Altered expectations of preferred providers. In keeping with their need for efficient, high-performing outsourcing relationships, sponsors as a group anticipate increasing their demands on the providers they choose for preferred relationships, to the point where these relationships come to resemble what are commonly referred to in the industry as partnerships. In the survey, sponsor respondents were provided with a list of items and asked to indicate whether they always expected, sometimes expected, or did not expect each one of preferred providers. They were asked first to reflect on their expectations in the immediate past (i.e., 2007–2009), and then to reflect on their expectations moving forward (i.e., 2010 and beyond). Figure 6 shows that, between 2007 and 2009, discounted rates was the only item that was always expected of preferred providers by the majority of respondents. Increased oversight by providers' senior management ranked second, and access to specific staff members ranked third. The remainder of the items listed were always expected by less than a quarter of respondents and were not expected by a quarter or more.


Figure 7: What sponsor companies expect from their preferred providers in 2010 and beyond.
For 2010 and beyond, however, expectations of preferred providers changed considerably (see Figure 7). Except for advice or input regarding strategic planning, all items listed were always expected by at least half of sponsor respondents, and were not expected by 13% or less.


ADVERTISEMENT

blog comments powered by Disqus
LCGC E-mail Newsletters

Subscribe: Click to learn more about the newsletter
| Weekly
| Monthly
|Monthly
| Weekly

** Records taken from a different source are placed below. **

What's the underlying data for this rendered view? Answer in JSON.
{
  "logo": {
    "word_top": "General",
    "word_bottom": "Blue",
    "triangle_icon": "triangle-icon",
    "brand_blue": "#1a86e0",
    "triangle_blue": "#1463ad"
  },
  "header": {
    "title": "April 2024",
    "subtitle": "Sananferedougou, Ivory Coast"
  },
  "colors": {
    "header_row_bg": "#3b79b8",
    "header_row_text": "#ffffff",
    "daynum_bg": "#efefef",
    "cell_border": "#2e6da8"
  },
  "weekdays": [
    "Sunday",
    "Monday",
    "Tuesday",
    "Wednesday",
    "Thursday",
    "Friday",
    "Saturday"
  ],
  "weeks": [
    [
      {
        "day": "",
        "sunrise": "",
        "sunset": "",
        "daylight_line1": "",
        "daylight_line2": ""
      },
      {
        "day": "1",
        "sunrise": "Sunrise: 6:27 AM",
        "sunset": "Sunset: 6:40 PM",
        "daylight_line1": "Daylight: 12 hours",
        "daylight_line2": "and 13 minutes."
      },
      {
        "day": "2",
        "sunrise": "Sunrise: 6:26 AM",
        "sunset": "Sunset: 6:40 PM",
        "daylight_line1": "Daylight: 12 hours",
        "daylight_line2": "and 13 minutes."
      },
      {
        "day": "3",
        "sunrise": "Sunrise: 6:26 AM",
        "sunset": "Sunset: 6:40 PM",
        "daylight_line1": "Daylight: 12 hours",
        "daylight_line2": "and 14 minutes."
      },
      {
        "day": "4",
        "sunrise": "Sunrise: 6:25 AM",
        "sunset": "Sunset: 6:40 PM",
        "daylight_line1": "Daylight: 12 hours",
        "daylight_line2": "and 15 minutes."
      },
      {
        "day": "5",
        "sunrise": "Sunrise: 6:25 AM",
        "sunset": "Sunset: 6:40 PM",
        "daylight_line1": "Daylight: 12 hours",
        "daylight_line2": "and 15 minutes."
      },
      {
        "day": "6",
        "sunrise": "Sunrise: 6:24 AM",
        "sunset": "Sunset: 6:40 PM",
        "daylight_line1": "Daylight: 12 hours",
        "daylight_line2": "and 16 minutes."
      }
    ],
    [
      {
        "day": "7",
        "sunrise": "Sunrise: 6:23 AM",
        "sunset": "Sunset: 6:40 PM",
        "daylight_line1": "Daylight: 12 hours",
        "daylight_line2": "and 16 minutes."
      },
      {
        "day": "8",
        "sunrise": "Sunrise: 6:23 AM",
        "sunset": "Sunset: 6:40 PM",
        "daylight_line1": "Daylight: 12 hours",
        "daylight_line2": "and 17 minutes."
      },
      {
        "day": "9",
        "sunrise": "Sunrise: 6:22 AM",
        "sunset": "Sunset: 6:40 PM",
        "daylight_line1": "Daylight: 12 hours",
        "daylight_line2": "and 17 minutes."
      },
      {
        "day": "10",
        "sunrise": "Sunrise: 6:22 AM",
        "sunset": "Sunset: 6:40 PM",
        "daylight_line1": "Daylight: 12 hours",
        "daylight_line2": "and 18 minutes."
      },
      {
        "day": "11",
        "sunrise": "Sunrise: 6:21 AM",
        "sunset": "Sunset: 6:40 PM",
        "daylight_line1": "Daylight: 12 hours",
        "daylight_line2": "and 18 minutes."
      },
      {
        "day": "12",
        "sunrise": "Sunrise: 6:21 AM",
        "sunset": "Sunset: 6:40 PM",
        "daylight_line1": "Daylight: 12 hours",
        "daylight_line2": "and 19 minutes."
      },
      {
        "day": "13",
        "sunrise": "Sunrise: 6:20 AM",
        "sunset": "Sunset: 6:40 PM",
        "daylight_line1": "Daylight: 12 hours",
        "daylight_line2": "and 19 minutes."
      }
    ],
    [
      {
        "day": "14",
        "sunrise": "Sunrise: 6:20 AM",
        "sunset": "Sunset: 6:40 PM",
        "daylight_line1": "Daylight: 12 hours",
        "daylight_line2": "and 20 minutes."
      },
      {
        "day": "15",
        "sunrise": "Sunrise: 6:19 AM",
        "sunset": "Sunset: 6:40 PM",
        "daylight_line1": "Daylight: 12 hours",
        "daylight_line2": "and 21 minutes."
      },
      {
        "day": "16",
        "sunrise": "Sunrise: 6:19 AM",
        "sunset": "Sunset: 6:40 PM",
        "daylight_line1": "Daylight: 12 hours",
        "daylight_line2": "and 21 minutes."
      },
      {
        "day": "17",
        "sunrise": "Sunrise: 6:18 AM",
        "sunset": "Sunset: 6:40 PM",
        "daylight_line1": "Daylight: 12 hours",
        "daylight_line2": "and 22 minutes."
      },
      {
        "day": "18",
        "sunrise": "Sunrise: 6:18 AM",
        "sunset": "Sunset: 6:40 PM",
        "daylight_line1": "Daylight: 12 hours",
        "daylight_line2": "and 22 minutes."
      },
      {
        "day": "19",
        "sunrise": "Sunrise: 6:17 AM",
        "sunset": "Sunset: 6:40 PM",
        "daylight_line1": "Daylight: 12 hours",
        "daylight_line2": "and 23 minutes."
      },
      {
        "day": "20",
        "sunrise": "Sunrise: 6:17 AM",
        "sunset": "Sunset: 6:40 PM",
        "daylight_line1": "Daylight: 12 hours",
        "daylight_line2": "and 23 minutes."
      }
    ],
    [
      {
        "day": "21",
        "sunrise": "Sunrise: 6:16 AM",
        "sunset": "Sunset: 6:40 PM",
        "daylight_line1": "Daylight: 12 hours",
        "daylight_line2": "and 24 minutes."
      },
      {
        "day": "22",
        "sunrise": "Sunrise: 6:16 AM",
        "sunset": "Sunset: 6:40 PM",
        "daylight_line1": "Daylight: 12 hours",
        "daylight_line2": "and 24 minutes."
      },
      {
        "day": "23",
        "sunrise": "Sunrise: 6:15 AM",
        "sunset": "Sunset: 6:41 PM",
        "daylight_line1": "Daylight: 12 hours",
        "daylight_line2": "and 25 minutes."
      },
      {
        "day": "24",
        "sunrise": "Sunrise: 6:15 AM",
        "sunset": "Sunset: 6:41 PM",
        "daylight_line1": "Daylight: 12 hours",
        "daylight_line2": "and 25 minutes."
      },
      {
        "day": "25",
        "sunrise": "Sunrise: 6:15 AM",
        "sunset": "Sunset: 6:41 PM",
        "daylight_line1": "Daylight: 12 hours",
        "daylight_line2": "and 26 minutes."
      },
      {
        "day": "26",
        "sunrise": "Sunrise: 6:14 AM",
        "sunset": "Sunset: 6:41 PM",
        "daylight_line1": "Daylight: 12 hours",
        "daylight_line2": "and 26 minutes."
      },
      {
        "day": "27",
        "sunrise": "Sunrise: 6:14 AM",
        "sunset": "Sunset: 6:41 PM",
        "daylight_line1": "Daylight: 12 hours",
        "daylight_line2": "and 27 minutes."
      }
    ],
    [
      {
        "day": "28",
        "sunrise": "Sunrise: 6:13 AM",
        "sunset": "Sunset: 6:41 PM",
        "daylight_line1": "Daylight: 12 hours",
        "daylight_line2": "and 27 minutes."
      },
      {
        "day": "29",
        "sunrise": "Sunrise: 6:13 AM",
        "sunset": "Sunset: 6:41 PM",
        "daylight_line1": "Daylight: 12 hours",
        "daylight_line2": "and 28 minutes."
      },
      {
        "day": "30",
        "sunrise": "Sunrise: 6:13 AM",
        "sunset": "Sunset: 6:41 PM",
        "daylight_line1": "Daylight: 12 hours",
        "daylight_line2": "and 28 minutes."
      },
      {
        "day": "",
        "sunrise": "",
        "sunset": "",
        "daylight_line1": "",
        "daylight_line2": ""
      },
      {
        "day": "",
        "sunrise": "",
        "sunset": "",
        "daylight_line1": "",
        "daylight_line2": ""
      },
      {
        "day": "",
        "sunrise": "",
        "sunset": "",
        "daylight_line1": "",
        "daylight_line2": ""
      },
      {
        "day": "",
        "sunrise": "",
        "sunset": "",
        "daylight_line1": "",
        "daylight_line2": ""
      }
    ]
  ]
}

Survey
FDASIA was signed into law two years ago. Where has the most progress been made in implementation?
Reducing drug shortages
Breakthrough designations
Protecting the supply chain
Expedited reviews of drug submissions
More stakeholder involvement
Reducing drug shortages
32%
Breakthrough designations
11%
Protecting the supply chain
37%
Expedited reviews of drug submissions
11%
More stakeholder involvement
11%
View Results
Jim Miller Outsourcing Outlook Jim Miller Health Systems Raise the Bar on Reimbursing New Drugs
Cynthia Challener, PhD Ingredients Insider Cynthia ChallenerThe Mainstreaming of Continuous Flow API Synthesis
Jill Wechsler Regulatory Watch Jill Wechsler Industry Seeks Clearer Standards for Track and Trace
Siegfried Schmitt Ask the Expert Siegfried SchmittData Integrity
Sandoz Wins Biosimilar Filing Race
NIH Translational Research Partnership Yields Promising Therapy
Clusters set to benefit from improved funding climate but IP rights are even more critical
Supplier Audit Program Marks Progress
FDA, Drug Companies Struggle with Compassionate Use Requests
Source: Pharmaceutical Technology,
Click here